As the mother of all family dinners, Thanksgiving can come with a huge helping of expectation and a side of emotional baggage, says Anne K. Fishel, PhD, director of the MGH Family and Couples Therapy Program, and director and co-founder of The Family Dinner Project in the MGH Psychiatry Academy.

“From it being a poignant reminder of time passing as we remember beloved family members no longer at the table to worrying about the food, drink or controversial conversations that may arise, the holiday can easily turn from joyful to stressful,” she says. Here, Fishel shares tips to keep Thanksgiving calm, cozy and civil.

Think of the family as a stew pot

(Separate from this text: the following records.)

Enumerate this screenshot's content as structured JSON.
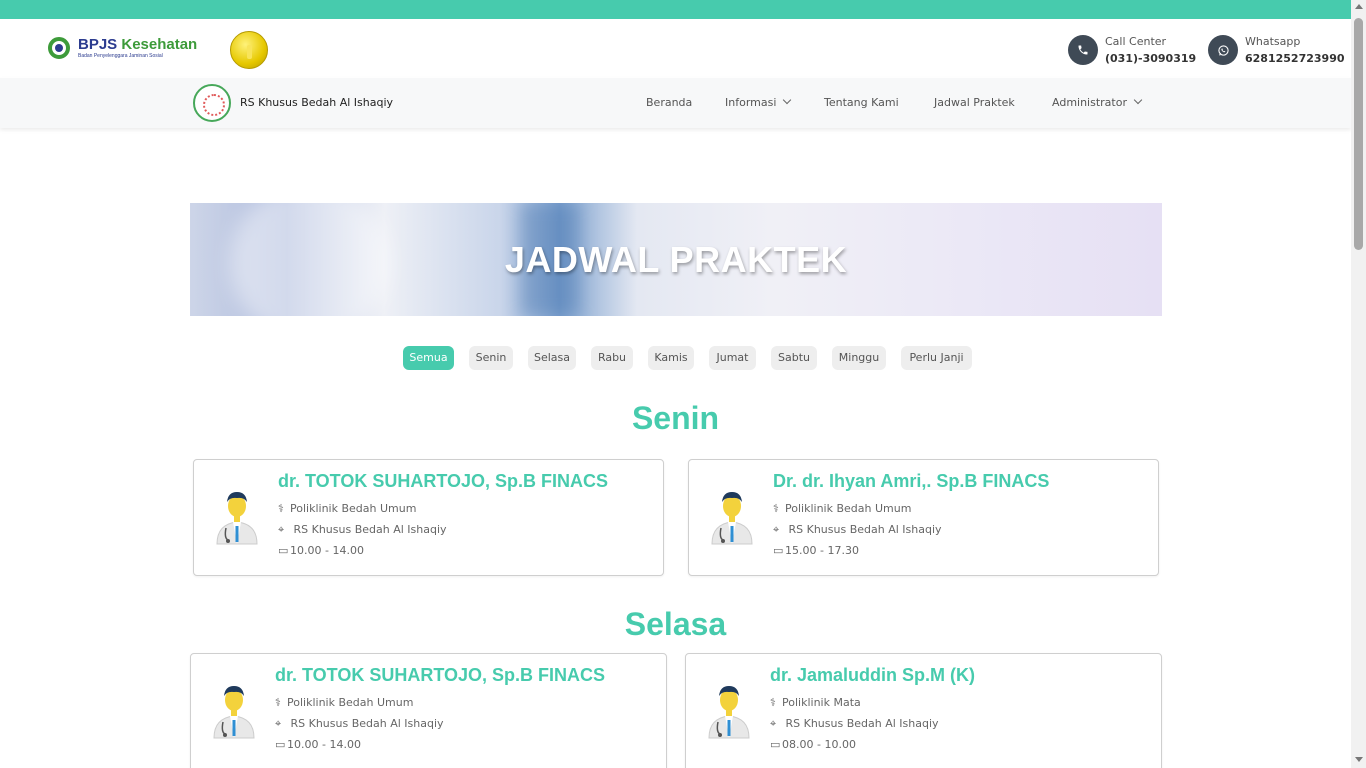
{
  "header": {
    "bpjs_brand_a": "BPJS",
    "bpjs_brand_b": " Kesehatan",
    "bpjs_tagline": "Badan Penyelenggara Jaminan Sosial",
    "call_center_label": "Call Center",
    "call_center_number": "(031)-3090319",
    "whatsapp_label": "Whatsapp",
    "whatsapp_number": "6281252723990"
  },
  "navbar": {
    "hospital_name": "RS Khusus Bedah Al Ishaqiy",
    "items": [
      {
        "label": "Beranda"
      },
      {
        "label": "Informasi"
      },
      {
        "label": "Tentang Kami"
      },
      {
        "label": "Jadwal Praktek"
      },
      {
        "label": "Administrator"
      }
    ]
  },
  "banner": {
    "title": "JADWAL PRAKTEK"
  },
  "filters": [
    "Semua",
    "Senin",
    "Selasa",
    "Rabu",
    "Kamis",
    "Jumat",
    "Sabtu",
    "Minggu",
    "Perlu Janji"
  ],
  "active_filter": "Semua",
  "schedule": [
    {
      "day": "Senin",
      "doctors": [
        {
          "name": "dr. TOTOK SUHARTOJO, Sp.B FINACS",
          "clinic": "Poliklinik Bedah Umum",
          "location": "RS Khusus Bedah Al Ishaqiy",
          "time": "10.00 - 14.00"
        },
        {
          "name": "Dr. dr. Ihyan Amri,. Sp.B FINACS",
          "clinic": "Poliklinik Bedah Umum",
          "location": "RS Khusus Bedah Al Ishaqiy",
          "time": "15.00 - 17.30"
        }
      ]
    },
    {
      "day": "Selasa",
      "doctors": [
        {
          "name": "dr. TOTOK SUHARTOJO, Sp.B FINACS",
          "clinic": "Poliklinik Bedah Umum",
          "location": "RS Khusus Bedah Al Ishaqiy",
          "time": "10.00 - 14.00"
        },
        {
          "name": "dr. Jamaluddin Sp.M (K)",
          "clinic": "Poliklinik Mata",
          "location": "RS Khusus Bedah Al Ishaqiy",
          "time": "08.00 - 10.00"
        }
      ]
    }
  ],
  "colors": {
    "accent": "#47cbad",
    "icon_circle": "#3f4a56"
  },
  "icons": {
    "phone": "phone-icon",
    "whatsapp": "whatsapp-icon",
    "clinic": "stethoscope-icon",
    "location": "map-pin-icon",
    "time": "calendar-icon"
  }
}
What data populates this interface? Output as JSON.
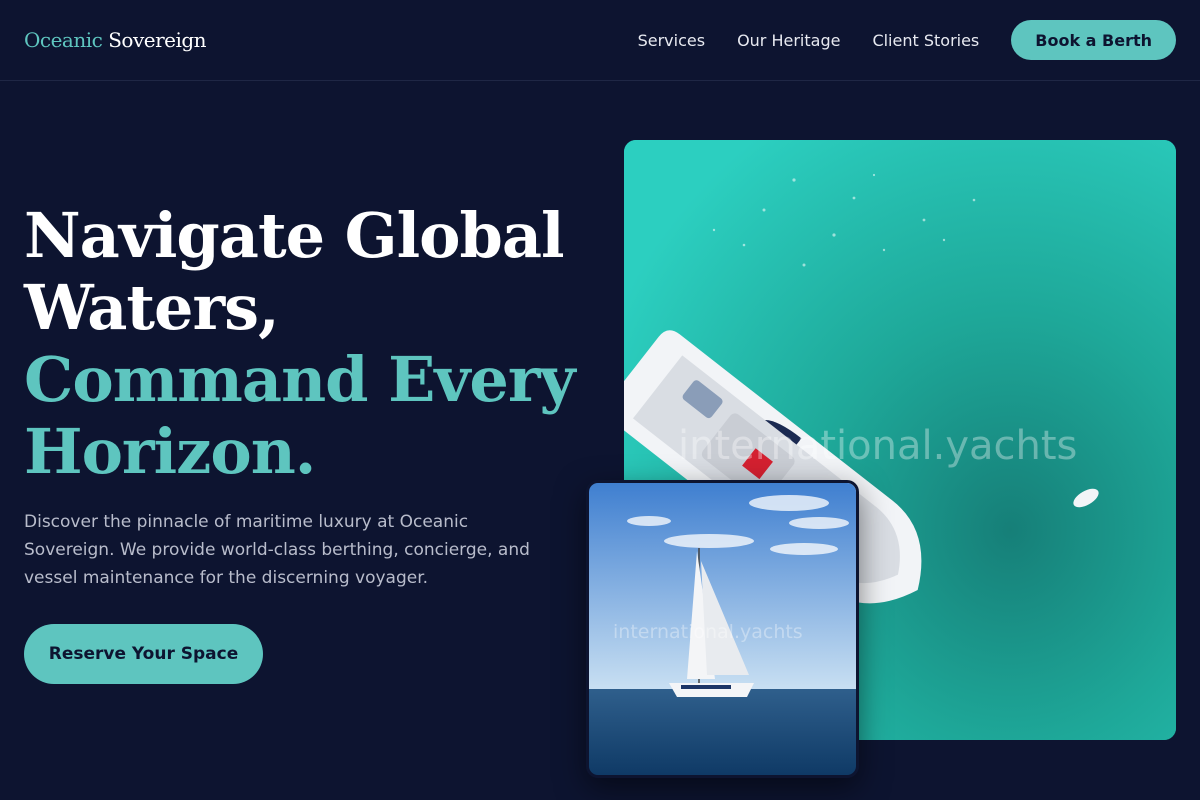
{
  "brand": {
    "part1": "Oceanic",
    "part2": "Sovereign"
  },
  "nav": {
    "items": [
      "Services",
      "Our Heritage",
      "Client Stories"
    ],
    "cta_label": "Book a Berth"
  },
  "hero": {
    "headline_line1": "Navigate Global",
    "headline_line2": "Waters,",
    "headline_line3": "Command Every",
    "headline_line4": "Horizon.",
    "description": "Discover the pinnacle of maritime luxury at Oceanic Sovereign. We provide world-class berthing, concierge, and vessel maintenance for the discerning voyager.",
    "cta_label": "Reserve Your Space"
  },
  "images": {
    "main_watermark": "international.yachts",
    "inset_watermark": "international.yachts"
  },
  "colors": {
    "background": "#0d1430",
    "accent": "#5ec5bf",
    "text": "#ffffff",
    "muted_text": "#b8bccb"
  },
  "icons": {
    "main_photo": "speedboat-aerial-photo",
    "inset_photo": "sailboat-photo"
  }
}
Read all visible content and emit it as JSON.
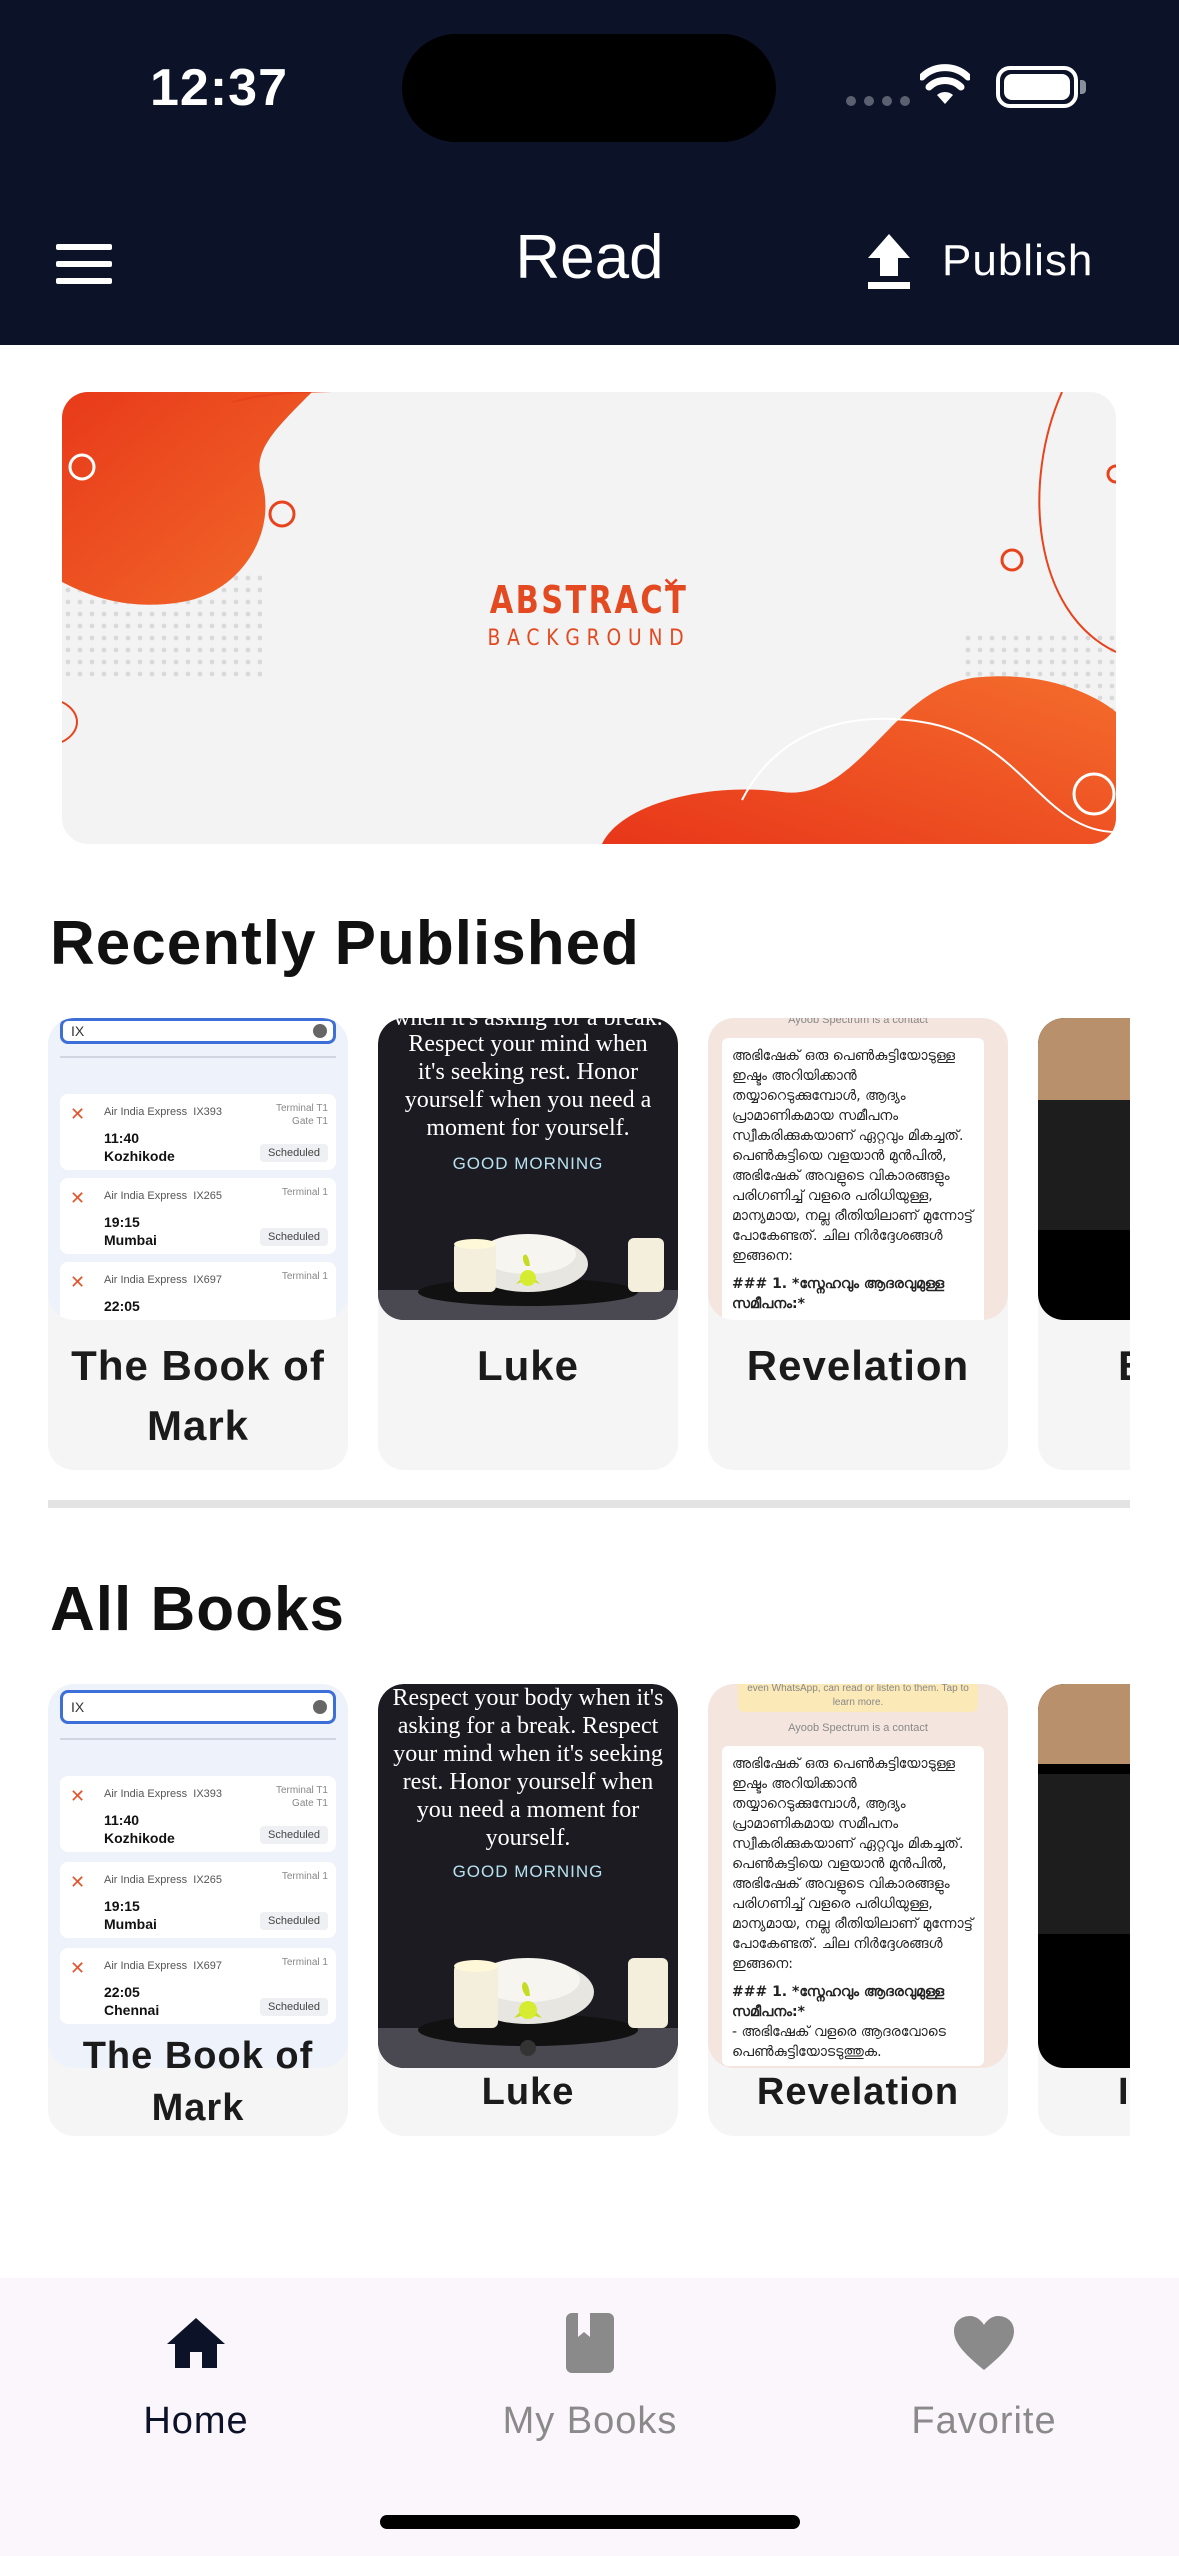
{
  "status_bar": {
    "time": "12:37"
  },
  "header": {
    "title": "Read",
    "publish_label": "Publish"
  },
  "banner": {
    "title": "ABSTRACT",
    "subtitle": "BACKGROUND",
    "accent_color": "#e8431d"
  },
  "sections": {
    "recent": {
      "title": "Recently Published",
      "books": [
        {
          "title_line1": "The Book of",
          "title_line2": "Mark",
          "cover": "flight-list"
        },
        {
          "title_line1": "Luke",
          "cover": "good-morning-poster"
        },
        {
          "title_line1": "Revelation",
          "cover": "malayalam-text"
        },
        {
          "title_line1": "E",
          "cover": "dark-video"
        }
      ]
    },
    "all": {
      "title": "All Books",
      "books": [
        {
          "title_line1": "The Book of",
          "title_line2": "Mark",
          "cover": "flight-list"
        },
        {
          "title_line1": "Luke",
          "cover": "good-morning-poster"
        },
        {
          "title_line1": "Revelation",
          "cover": "malayalam-text"
        },
        {
          "title_line1": "I",
          "cover": "dark-video"
        }
      ]
    }
  },
  "thumbs": {
    "flight": {
      "search": "IX",
      "airline": "Air India Express",
      "flights": [
        {
          "code": "IX393",
          "term": "Terminal T1",
          "gate": "Gate T1",
          "time": "11:40",
          "city": "Kozhikode",
          "status": "Scheduled"
        },
        {
          "code": "IX265",
          "term": "Terminal 1",
          "time": "19:15",
          "city": "Mumbai",
          "status": "Scheduled"
        },
        {
          "code": "IX697",
          "term": "Terminal 1",
          "time": "22:05",
          "city": "Chennai",
          "status": "Scheduled"
        }
      ]
    },
    "poster": {
      "line_top_partial": "when it's asking for a break.",
      "line_top_full": "Respect your body when it's asking for a break.",
      "lines": "Respect your mind when it's seeking rest. Honor yourself when you need a moment for yourself.",
      "greeting": "GOOD MORNING"
    },
    "text": {
      "header_top": "even WhatsApp, can read or listen to them. Tap to learn more.",
      "header": "Ayoob Spectrum is a contact",
      "body": "അഭിഷേക് ഒരു പെൺകുട്ടിയോടുള്ള ഇഷ്ടം അറിയിക്കാൻ തയ്യാറെടുക്കുമ്പോൾ, ആദ്യം പ്രാമാണികമായ സമീപനം സ്വീകരിക്കുകയാണ് ഏറ്റവും മികച്ചത്. പെൺകുട്ടിയെ വളയാൻ മുൻപിൽ, അഭിഷേക് അവളുടെ വികാരങ്ങളും പരിഗണിച്ച് വളരെ പരിധിയുള്ള, മാന്യമായ, നല്ല രീതിയിലാണ് മുന്നോട്ട് പോകേണ്ടത്. ചില നിർദ്ദേശങ്ങൾ ഇങ്ങനെ:",
      "heading": "### 1. *സ്നേഹവും ആദരവുമുള്ള സമീപനം:*",
      "bullet": "- അഭിഷേക് വളരെ ആദരവോടെ പെൺകുട്ടിയോടടുത്തുക."
    }
  },
  "bottom_nav": {
    "items": [
      {
        "label": "Home",
        "icon": "home-icon",
        "active": true
      },
      {
        "label": "My Books",
        "icon": "book-icon",
        "active": false
      },
      {
        "label": "Favorite",
        "icon": "heart-icon",
        "active": false
      }
    ],
    "active_color": "#0c1228",
    "inactive_color": "#8a8a8a"
  }
}
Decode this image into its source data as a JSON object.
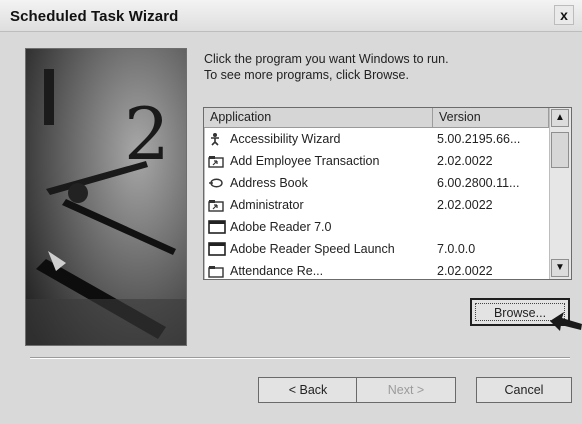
{
  "window": {
    "title": "Scheduled Task Wizard",
    "close_glyph": "x"
  },
  "intro": {
    "line1": "Click the program you want Windows to run.",
    "line2": "To see more programs, click Browse."
  },
  "list": {
    "columns": [
      "Application",
      "Version"
    ],
    "rows": [
      {
        "icon": "accessibility-icon",
        "app": "Accessibility Wizard",
        "version": "5.00.2195.66..."
      },
      {
        "icon": "folder-shortcut-icon",
        "app": "Add Employee Transaction",
        "version": "2.02.0022"
      },
      {
        "icon": "address-book-icon",
        "app": "Address Book",
        "version": "6.00.2800.11..."
      },
      {
        "icon": "folder-shortcut-icon",
        "app": "Administrator",
        "version": "2.02.0022"
      },
      {
        "icon": "app-window-icon",
        "app": "Adobe Reader 7.0",
        "version": ""
      },
      {
        "icon": "app-window-icon",
        "app": "Adobe Reader Speed Launch",
        "version": "7.0.0.0"
      },
      {
        "icon": "folder-shortcut-icon",
        "app": "Attendance Re...",
        "version": "2.02.0022"
      }
    ]
  },
  "buttons": {
    "browse": "Browse...",
    "back": "< Back",
    "next": "Next >",
    "cancel": "Cancel"
  }
}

Most of us live in a bubble with like-minded people, but our family can be a stew pot where we can be confronted with different perspectives. While these contrary points of view can be stress-inducing, try to make Thanksgiving the start of empathy, of being curious about a family member’s differing viewpoint. Saying “I’m really curious about…” or “Could you share with me…?” might start a conversation you’ll be glad you had. If that is too tall an order, make Thanksgiving an opportunity to suggest a conversation at a later date.

Broaden the perspective to include history

Discussing an often-polarizing topic, such as politics, through the lens of time travel can be less charged than talking about present day. When kids know their family stories they grow up to be more resilient, and knowing that family members have survived and learned from other turbulent times can be reassuring. Some guiding questions can include:

  • Who remembers the first vote they cast? For whom did you vote?
  • Does anyone recall Thanksgiving 1963, six days after President Kennedy’s assassination? What was that Thanksgiving like in your home?

Or, you might try a round of impeachment trivia. Of the three previous presidents who have faced impeachment, who was acquitted by a single vote in the Senate? Which was one investigated by William Weld and Hilary Rodham? Which featured a blue dress?

Use your host role to take some preemptive steps

You might want to send a group email ahead of time, setting an expectation that discourages conflict. You could ask family members to arrive at dinner ready to focus on what they feel thankful for or what they love about the family. Once the dinner gets rolling, consider announcing that everyone is going to switch seats after each course.

Do not forget the fun

Thanksgiving should be an opportunity to gather and enjoy one another’s company. A few years ago, when I worried about possible friction, I came up with The Hat Game. As guests arrive, ask them to write answers anonymously to various prompts on a Post-it and put them in a hat. Here are some prompts you might use:

  • What character in a children’s book did you most admire?
  • What animal would you most like to be?
  • Who do you wish could join us for this holiday meal, dead or alive, famous or not?

At dinner, read the answers aloud and everyone tries to guess who gave each answer. This allows for a tablewide conversation that everyone can participate in, regardless of age or differing outlooks. You might also suggest some classic games that are easier to play with a large group, such as Telephone, Celebrity or Charades, or make a family charades version where guests act out favorite family memories.

As I think about this holiday, I remember Abraham Lincoln, who issued a proclamation to make Thanksgiving a national celebration in the depths of the Civil War, arguably a more contentious time to be an American: I wish you and your family “the full enjoyment of peace, harmony, tranquility and union.”